━━━━━ ENTRIES SHOWN ━━━━━

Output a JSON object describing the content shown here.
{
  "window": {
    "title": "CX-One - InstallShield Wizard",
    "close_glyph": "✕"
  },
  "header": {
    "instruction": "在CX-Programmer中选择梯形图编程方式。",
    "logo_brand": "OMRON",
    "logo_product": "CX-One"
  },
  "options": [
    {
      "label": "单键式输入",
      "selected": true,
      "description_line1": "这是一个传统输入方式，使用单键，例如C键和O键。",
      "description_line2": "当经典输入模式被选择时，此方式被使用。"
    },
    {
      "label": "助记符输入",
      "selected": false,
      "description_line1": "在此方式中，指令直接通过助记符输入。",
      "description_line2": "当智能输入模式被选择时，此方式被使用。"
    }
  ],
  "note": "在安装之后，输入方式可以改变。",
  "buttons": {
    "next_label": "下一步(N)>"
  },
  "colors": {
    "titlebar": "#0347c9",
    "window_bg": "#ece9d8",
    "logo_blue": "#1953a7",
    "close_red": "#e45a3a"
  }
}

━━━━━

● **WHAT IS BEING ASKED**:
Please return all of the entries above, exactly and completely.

● **EXPECTED ANSWER**:
Output a JSON object describing the content shown here.
{
  "window": {
    "title": "CX-One - InstallShield Wizard",
    "close_glyph": "✕"
  },
  "header": {
    "instruction": "在CX-Programmer中选择梯形图编程方式。",
    "logo_brand": "OMRON",
    "logo_product": "CX-One"
  },
  "options": [
    {
      "label": "单键式输入",
      "selected": true,
      "description_line1": "这是一个传统输入方式，使用单键，例如C键和O键。",
      "description_line2": "当经典输入模式被选择时，此方式被使用。"
    },
    {
      "label": "助记符输入",
      "selected": false,
      "description_line1": "在此方式中，指令直接通过助记符输入。",
      "description_line2": "当智能输入模式被选择时，此方式被使用。"
    }
  ],
  "note": "在安装之后，输入方式可以改变。",
  "buttons": {
    "next_label": "下一步(N)>"
  },
  "colors": {
    "titlebar": "#0347c9",
    "window_bg": "#ece9d8",
    "logo_blue": "#1953a7",
    "close_red": "#e45a3a"
  }
}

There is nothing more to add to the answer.